Directions for this task:
Each entry below is to be copied verbatim.

Material for this task:
┌────────
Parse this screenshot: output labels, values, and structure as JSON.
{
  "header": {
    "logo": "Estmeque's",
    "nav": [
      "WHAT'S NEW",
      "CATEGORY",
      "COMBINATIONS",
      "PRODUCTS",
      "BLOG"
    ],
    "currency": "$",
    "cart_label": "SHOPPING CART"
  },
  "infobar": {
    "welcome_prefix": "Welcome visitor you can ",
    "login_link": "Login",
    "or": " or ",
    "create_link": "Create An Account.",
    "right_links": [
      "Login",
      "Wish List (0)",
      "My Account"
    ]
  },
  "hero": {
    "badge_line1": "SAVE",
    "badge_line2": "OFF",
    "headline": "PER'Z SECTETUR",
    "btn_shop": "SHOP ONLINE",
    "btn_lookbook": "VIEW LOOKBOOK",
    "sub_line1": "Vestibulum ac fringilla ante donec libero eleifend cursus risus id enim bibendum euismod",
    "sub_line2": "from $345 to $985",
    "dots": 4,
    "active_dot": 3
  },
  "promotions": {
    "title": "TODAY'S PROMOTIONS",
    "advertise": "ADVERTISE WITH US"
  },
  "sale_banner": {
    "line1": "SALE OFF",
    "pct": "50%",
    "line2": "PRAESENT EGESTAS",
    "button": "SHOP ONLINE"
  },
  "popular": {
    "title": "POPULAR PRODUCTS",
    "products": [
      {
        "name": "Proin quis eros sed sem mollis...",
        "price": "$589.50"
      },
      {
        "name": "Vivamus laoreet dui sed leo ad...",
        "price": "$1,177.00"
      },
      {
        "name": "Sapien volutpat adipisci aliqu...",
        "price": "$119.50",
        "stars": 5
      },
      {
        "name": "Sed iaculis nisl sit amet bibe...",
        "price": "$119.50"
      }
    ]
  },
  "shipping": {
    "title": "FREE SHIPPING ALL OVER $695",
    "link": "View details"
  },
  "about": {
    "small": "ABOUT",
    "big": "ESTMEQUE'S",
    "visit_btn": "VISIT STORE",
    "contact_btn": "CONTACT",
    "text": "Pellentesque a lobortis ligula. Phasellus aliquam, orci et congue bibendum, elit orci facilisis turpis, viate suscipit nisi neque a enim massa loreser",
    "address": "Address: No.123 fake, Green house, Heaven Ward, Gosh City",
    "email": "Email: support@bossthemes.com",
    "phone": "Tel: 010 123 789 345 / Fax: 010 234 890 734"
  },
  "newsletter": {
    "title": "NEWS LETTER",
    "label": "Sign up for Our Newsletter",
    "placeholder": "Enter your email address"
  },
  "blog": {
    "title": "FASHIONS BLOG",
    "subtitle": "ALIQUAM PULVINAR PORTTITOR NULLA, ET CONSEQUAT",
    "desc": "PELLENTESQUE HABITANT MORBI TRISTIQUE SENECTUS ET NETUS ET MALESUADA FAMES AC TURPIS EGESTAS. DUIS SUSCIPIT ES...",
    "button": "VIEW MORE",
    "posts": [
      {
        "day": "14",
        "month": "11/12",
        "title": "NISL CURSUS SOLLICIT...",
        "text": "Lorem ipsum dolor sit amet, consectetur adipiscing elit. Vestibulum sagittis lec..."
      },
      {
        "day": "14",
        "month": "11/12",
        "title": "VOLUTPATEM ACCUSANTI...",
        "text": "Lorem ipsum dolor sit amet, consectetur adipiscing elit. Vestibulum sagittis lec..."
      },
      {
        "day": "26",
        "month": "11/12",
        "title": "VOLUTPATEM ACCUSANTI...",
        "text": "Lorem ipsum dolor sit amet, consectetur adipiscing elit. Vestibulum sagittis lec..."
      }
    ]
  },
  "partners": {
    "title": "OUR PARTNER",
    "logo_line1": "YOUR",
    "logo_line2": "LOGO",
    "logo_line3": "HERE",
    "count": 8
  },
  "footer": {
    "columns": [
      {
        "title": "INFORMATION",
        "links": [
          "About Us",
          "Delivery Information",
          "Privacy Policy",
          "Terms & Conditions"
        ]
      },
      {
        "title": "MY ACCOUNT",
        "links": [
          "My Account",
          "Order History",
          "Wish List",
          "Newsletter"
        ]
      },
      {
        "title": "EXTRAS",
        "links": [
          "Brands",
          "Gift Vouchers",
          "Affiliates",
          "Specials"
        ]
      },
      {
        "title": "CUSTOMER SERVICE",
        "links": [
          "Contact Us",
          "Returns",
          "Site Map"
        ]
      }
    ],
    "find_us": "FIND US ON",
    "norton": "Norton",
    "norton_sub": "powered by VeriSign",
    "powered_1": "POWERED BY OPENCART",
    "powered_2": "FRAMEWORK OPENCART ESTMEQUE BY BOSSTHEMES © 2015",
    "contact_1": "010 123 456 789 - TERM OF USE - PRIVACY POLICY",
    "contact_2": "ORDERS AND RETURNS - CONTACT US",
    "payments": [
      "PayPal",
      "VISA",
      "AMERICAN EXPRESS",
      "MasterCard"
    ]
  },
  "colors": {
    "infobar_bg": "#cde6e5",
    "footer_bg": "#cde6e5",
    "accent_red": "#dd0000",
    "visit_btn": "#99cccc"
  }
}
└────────
Solution to this task:
Parse this screenshot: output labels, values, and structure as JSON.
{
  "header": {
    "logo": "Estmeque's",
    "nav": [
      "WHAT'S NEW",
      "CATEGORY",
      "COMBINATIONS",
      "PRODUCTS",
      "BLOG"
    ],
    "currency": "$",
    "cart_label": "SHOPPING CART"
  },
  "infobar": {
    "welcome_prefix": "Welcome visitor you can ",
    "login_link": "Login",
    "or": " or ",
    "create_link": "Create An Account.",
    "right_links": [
      "Login",
      "Wish List (0)",
      "My Account"
    ]
  },
  "hero": {
    "badge_line1": "SAVE",
    "badge_line2": "OFF",
    "headline": "PER'Z SECTETUR",
    "btn_shop": "SHOP ONLINE",
    "btn_lookbook": "VIEW LOOKBOOK",
    "sub_line1": "Vestibulum ac fringilla ante donec libero eleifend cursus risus id enim bibendum euismod",
    "sub_line2": "from $345 to $985",
    "dots": 4,
    "active_dot": 3
  },
  "promotions": {
    "title": "TODAY'S PROMOTIONS",
    "advertise": "ADVERTISE WITH US"
  },
  "sale_banner": {
    "line1": "SALE OFF",
    "pct": "50%",
    "line2": "PRAESENT EGESTAS",
    "button": "SHOP ONLINE"
  },
  "popular": {
    "title": "POPULAR PRODUCTS",
    "products": [
      {
        "name": "Proin quis eros sed sem mollis...",
        "price": "$589.50"
      },
      {
        "name": "Vivamus laoreet dui sed leo ad...",
        "price": "$1,177.00"
      },
      {
        "name": "Sapien volutpat adipisci aliqu...",
        "price": "$119.50",
        "stars": 5
      },
      {
        "name": "Sed iaculis nisl sit amet bibe...",
        "price": "$119.50"
      }
    ]
  },
  "shipping": {
    "title": "FREE SHIPPING ALL OVER $695",
    "link": "View details"
  },
  "about": {
    "small": "ABOUT",
    "big": "ESTMEQUE'S",
    "visit_btn": "VISIT STORE",
    "contact_btn": "CONTACT",
    "text": "Pellentesque a lobortis ligula. Phasellus aliquam, orci et congue bibendum, elit orci facilisis turpis, viate suscipit nisi neque a enim massa loreser",
    "address": "Address: No.123 fake, Green house, Heaven Ward, Gosh City",
    "email": "Email: support@bossthemes.com",
    "phone": "Tel: 010 123 789 345 / Fax: 010 234 890 734"
  },
  "newsletter": {
    "title": "NEWS LETTER",
    "label": "Sign up for Our Newsletter",
    "placeholder": "Enter your email address"
  },
  "blog": {
    "title": "FASHIONS BLOG",
    "subtitle": "ALIQUAM PULVINAR PORTTITOR NULLA, ET CONSEQUAT",
    "desc": "PELLENTESQUE HABITANT MORBI TRISTIQUE SENECTUS ET NETUS ET MALESUADA FAMES AC TURPIS EGESTAS. DUIS SUSCIPIT ES...",
    "button": "VIEW MORE",
    "posts": [
      {
        "day": "14",
        "month": "11/12",
        "title": "NISL CURSUS SOLLICIT...",
        "text": "Lorem ipsum dolor sit amet, consectetur adipiscing elit. Vestibulum sagittis lec..."
      },
      {
        "day": "14",
        "month": "11/12",
        "title": "VOLUTPATEM ACCUSANTI...",
        "text": "Lorem ipsum dolor sit amet, consectetur adipiscing elit. Vestibulum sagittis lec..."
      },
      {
        "day": "26",
        "month": "11/12",
        "title": "VOLUTPATEM ACCUSANTI...",
        "text": "Lorem ipsum dolor sit amet, consectetur adipiscing elit. Vestibulum sagittis lec..."
      }
    ]
  },
  "partners": {
    "title": "OUR PARTNER",
    "logo_line1": "YOUR",
    "logo_line2": "LOGO",
    "logo_line3": "HERE",
    "count": 8
  },
  "footer": {
    "columns": [
      {
        "title": "INFORMATION",
        "links": [
          "About Us",
          "Delivery Information",
          "Privacy Policy",
          "Terms & Conditions"
        ]
      },
      {
        "title": "MY ACCOUNT",
        "links": [
          "My Account",
          "Order History",
          "Wish List",
          "Newsletter"
        ]
      },
      {
        "title": "EXTRAS",
        "links": [
          "Brands",
          "Gift Vouchers",
          "Affiliates",
          "Specials"
        ]
      },
      {
        "title": "CUSTOMER SERVICE",
        "links": [
          "Contact Us",
          "Returns",
          "Site Map"
        ]
      }
    ],
    "find_us": "FIND US ON",
    "norton": "Norton",
    "norton_sub": "powered by VeriSign",
    "powered_1": "POWERED BY OPENCART",
    "powered_2": "FRAMEWORK OPENCART ESTMEQUE BY BOSSTHEMES © 2015",
    "contact_1": "010 123 456 789 - TERM OF USE - PRIVACY POLICY",
    "contact_2": "ORDERS AND RETURNS - CONTACT US",
    "payments": [
      "PayPal",
      "VISA",
      "AMERICAN EXPRESS",
      "MasterCard"
    ]
  },
  "colors": {
    "infobar_bg": "#cde6e5",
    "footer_bg": "#cde6e5",
    "accent_red": "#dd0000",
    "visit_btn": "#99cccc"
  }
}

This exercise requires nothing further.